Preparing and cooking angled luffa

Westchester Magazine shares that angled luffa has a soft texture and a somewhat sweet taste, similar to zucchini. If you're buying angled luffa from an Asian grocer or your local farmers market, make sure to choose one that is still young and soft, as the vegetable gets bitter as it ages (via Crystal Valley Specialty Produce).

Stir-fried, steamed, deep-fried, or simmered in soup, angled luffa can be cooked virtually any way you'd like. You can also eat the vegetable raw, adding slices to a salad, as suggested by Our Permaculture Life. To start, either peel the luffa or leave the skin on, then cut your vegetable into chunks and add it to your recipe of choice. If you're cooking the gourd, be sure not to cut it too thin, as Oh Snap! Let's Eat! explains it can become unpleasantly soft. 

A common ingredient throughout Asia, there are a few standard dishes that make use of the veggie. In Thailand, there is an egg and angled luffa stir-fry called buab pud kai, according to Thai Table, while you'll find a similar dish named cha roroang in Cambodia (via Angkor Chef). Popular soups featuring angled luffa include the Philippines' miswa at patola, per Kawaling Pinoy, and Cambodian canh mướp thịt băm, as shared by Vicky Pham.

How angled luffa differs from okra

Though angled luffa is sometimes called Chinese okra, it is a member of the Cucurbitaceae family, as stated above, not the Malvaceae family, which the Integrated Taxonomic Information System explains okra is part of. This means angled luffa is actually more closely related to fruits and vegetables like watermelon, squash, and cucumber than its occasional namesake (via New Phytologist).

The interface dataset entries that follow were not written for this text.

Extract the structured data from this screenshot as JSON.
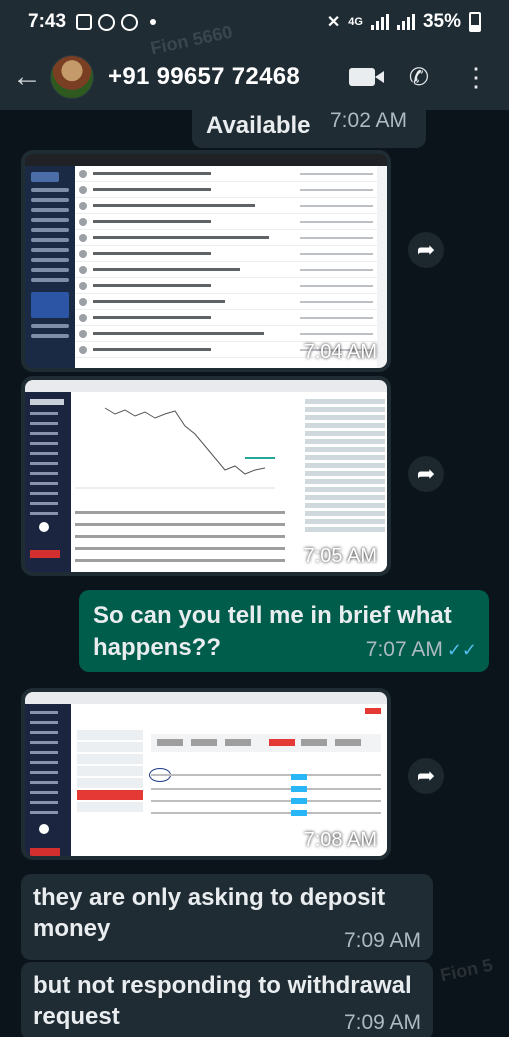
{
  "status_bar": {
    "time": "7:43",
    "network": "4G",
    "battery": "35%"
  },
  "header": {
    "contact": "+91 99657 72468"
  },
  "messages": [
    {
      "type": "text",
      "direction": "in",
      "text": "Available",
      "time": "7:02 AM"
    },
    {
      "type": "image",
      "direction": "in",
      "content": "gmail-inbox-screenshot",
      "time": "7:04 AM"
    },
    {
      "type": "image",
      "direction": "in",
      "content": "trading-platform-chart-screenshot",
      "time": "7:05 AM"
    },
    {
      "type": "text",
      "direction": "out",
      "text": "So can you tell me in brief what happens??",
      "time": "7:07 AM",
      "status": "read"
    },
    {
      "type": "image",
      "direction": "in",
      "content": "transaction-history-screenshot",
      "time": "7:08 AM"
    },
    {
      "type": "text",
      "direction": "in",
      "text": "they are only asking to deposit money",
      "time": "7:09 AM"
    },
    {
      "type": "text",
      "direction": "in",
      "text": "but not responding to withdrawal request",
      "time": "7:09 AM"
    }
  ],
  "colors": {
    "background": "#0b141a",
    "header": "#1f2c34",
    "incoming_bubble": "#202c33",
    "outgoing_bubble": "#005c4b",
    "read_ticks": "#53bdeb"
  }
}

In addition to not sharing a plant family, okra and angled luffa have few similarities in terms of flavor and texture, meaning they are not a great substitute for one another in recipes. Compared to angled luffa, okra is shorter — about four inches or so in length, per Crystal Valley Specialty Produce. Okra has a slightly fuzzy exterior and the interior is described as "spongy." The green vegetable is known for its slimy texture, which some people find unappealing, and is often served fried or in gumbo, where Sustainable Food Center explains its mucous-like properties are less intense due to the cooking methods used. Okra can also be eaten raw, pickled, or sauteed.

Angled luffa and smooth luffa compared

Unsurprisingly, the vegetable that angled luffa is most similar to is the smooth luffa. Smooth luffa, also known as sponge luffa, goes by the scientific names luffa aegyptiaca or luffa cylindrica (via Integrated Taxonomic Information System). Both the smooth and angled luffa enjoy growing conditions with lots of sunlight and moist soil, according to Epic Gardening.

Like its angled sibling, the smooth luffa is commonly added to stir-fry dishes and soups, with Vicky Pham sharing it is also used in Vietnamese canh mướp thịt băm. In fact, many recipes make no distinction between angled and smooth luffa varieties, so generally, you can use whichever you're most easily able to source.

If you can use smooth or angled luffa interchangeably in cooking, is there any practival difference between the two? According to This NZ Life, it really comes down to what you want to use your luffa for. Because smooth luffa's fibers are easier to extract compared to angled luffa, it's the variety of choice for sponge making. So if you're growing your own and would like to DIY your next sponge, opt for the smooth loofa, but if you're trying to make a stir-fry you really can't go wrong with either, it just comes down to personal preference.